The Third Aliyah was triggered by the October Revolution in Russia, the anti-Semitic pogroms in Eastern Europe, the British occupation of Palestine and the Balfour Declaration. Most of the newcomers were young halutzim (pioneers), who built roads and towns and commenced the draining of marshes in the Jezreel Valley and the Hefer Plain. The Histadrut Labor Federation was established at this time. 
Young pioneers were particularly prominent in this immigration wave between 1919 and 1921; afterwards they became a smaller proportion of the immigrants. The importance of those pioneers was just as great as that of the pioneers of the second immigration wave. Their ideology contributed a great deal to the construction of the country, and so they imprinted their mark on Zionism and also on the development of the Jewish settlements in the country of Israel.
- The Balfour Declaration of 1917, which stated Britain's support for use of the Palestine mandate as a "national home for the Jewish people", inspired hope and opened the way to officially sanctioned colonization in Palestine.
- The social concussions in Europe - after World War I a national awakening began amongst the eastern European nations following the birth of nine new countries.
- The Russian Revolution and Civil War led to a wave of pogroms. An estimated 100,000 Jews were killed and 500,000 left homeless. However, the Bolshevik government did abolish the Pale of Settlement.
- In the new countries which were formed after World War I there was the "problem of the minorities". Battles erupted between small ethnic groups which had cliquish aspirations, with riots in divided countries like Poland.
- The economic crisis in Europe provided an additional motivating factor for Jews leaving with the hope of starting a new life in Israel.

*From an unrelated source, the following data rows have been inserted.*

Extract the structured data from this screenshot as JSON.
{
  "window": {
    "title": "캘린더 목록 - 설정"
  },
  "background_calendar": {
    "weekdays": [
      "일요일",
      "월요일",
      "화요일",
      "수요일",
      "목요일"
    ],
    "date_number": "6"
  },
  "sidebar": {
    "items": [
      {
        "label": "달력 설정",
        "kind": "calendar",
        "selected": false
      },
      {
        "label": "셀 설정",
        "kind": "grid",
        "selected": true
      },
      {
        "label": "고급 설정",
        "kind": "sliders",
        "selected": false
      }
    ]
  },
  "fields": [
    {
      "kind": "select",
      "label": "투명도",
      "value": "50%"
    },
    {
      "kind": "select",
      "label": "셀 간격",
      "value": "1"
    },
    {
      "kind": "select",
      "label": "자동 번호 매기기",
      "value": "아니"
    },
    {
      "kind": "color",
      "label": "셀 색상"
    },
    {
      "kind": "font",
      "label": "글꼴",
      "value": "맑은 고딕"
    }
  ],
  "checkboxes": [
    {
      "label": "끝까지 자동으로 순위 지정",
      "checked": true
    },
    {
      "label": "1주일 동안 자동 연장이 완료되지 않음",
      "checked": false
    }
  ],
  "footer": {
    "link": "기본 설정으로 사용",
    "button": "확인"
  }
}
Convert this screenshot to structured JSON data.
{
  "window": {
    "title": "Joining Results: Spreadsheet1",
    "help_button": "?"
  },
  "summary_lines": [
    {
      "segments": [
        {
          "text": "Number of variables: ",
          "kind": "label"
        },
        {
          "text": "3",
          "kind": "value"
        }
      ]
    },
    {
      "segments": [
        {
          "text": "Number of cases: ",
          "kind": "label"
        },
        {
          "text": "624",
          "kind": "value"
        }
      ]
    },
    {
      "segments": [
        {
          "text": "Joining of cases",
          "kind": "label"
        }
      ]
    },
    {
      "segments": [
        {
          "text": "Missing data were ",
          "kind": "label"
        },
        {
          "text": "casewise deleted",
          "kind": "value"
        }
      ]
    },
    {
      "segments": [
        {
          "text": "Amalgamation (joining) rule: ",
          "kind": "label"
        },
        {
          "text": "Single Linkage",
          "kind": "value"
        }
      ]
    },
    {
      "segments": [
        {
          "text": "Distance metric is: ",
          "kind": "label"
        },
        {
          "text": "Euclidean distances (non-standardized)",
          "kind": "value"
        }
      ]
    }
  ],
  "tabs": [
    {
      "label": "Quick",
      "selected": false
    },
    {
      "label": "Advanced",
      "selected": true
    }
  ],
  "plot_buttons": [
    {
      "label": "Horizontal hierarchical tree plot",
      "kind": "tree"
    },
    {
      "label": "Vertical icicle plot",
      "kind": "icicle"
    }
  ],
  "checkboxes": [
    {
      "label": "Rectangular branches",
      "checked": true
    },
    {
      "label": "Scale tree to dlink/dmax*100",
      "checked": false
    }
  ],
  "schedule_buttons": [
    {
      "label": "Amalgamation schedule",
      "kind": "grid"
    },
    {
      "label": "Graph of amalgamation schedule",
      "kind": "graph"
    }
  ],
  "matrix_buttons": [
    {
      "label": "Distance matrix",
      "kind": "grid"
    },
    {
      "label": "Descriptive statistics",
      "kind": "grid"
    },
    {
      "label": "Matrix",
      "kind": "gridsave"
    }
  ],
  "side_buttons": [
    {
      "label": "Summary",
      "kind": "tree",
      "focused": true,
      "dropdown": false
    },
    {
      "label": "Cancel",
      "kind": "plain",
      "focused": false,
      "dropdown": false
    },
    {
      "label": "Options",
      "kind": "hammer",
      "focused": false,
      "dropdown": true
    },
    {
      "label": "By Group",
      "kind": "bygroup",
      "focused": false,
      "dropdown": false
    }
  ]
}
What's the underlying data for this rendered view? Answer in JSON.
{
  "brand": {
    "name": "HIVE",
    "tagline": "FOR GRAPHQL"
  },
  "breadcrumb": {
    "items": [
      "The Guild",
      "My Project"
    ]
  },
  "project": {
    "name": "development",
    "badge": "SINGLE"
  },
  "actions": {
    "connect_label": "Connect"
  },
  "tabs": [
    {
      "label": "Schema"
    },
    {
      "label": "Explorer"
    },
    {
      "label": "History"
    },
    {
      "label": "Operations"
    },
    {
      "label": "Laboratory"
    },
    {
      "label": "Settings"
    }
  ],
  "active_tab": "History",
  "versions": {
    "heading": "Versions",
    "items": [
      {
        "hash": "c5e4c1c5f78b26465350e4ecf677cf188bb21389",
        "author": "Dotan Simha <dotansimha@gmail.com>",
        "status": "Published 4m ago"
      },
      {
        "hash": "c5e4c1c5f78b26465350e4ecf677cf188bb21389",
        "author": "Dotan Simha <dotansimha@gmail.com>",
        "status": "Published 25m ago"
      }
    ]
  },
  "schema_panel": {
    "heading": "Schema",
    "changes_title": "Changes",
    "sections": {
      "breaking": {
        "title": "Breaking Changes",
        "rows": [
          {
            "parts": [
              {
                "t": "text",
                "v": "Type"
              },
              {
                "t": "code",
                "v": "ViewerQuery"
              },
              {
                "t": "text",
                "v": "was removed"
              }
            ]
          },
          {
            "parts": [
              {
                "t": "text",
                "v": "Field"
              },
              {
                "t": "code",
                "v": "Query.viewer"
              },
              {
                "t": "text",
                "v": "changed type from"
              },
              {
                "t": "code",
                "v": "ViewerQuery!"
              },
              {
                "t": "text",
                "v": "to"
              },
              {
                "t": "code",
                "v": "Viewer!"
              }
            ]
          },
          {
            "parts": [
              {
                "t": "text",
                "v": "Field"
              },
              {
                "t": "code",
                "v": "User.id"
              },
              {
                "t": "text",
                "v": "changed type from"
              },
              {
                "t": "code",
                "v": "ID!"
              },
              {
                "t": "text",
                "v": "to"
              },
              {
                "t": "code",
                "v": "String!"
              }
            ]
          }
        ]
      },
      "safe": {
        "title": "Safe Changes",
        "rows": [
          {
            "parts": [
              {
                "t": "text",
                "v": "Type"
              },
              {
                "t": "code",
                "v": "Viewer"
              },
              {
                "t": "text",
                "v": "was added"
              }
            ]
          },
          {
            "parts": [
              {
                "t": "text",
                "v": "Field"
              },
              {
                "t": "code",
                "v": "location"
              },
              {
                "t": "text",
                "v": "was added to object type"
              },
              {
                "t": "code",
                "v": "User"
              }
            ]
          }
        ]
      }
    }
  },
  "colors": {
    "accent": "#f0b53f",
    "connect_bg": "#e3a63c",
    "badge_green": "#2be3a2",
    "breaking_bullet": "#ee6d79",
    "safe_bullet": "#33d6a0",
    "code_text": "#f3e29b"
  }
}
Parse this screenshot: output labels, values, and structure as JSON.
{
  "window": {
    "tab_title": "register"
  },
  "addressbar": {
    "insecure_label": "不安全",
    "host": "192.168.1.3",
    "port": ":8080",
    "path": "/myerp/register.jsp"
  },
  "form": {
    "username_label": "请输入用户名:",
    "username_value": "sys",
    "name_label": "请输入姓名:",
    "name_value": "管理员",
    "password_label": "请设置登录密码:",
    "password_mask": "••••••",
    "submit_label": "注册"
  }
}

- The enactment of severe limitations on immigration to the United States.
- The relative success of the absorption of the second immigration wave to Israel and the socialist ideologies of the wave.
In conclusion, the immigrants did have high hopes for the new future in the Holy Land, but even more than that, they were pushed to immigrate due to the developments in Europe and the growth of the nationalism aspirations of various minority groups.
The official Zionist institutions were opposed to the third immigration wave - they feared that the country would not be able to absorb such a great number of people. They even requested that only the people who had enough economic resources come to the country. But the harsh reality changed their expectations: the bad economic situation of Jews of Eastern Europe, and also the riots, forced many to emigrate to countries which did open their gates - the United States and Western Europe - and to those who had a pioneering impulse and a Zionist recognition, Israel was suitable as their new home.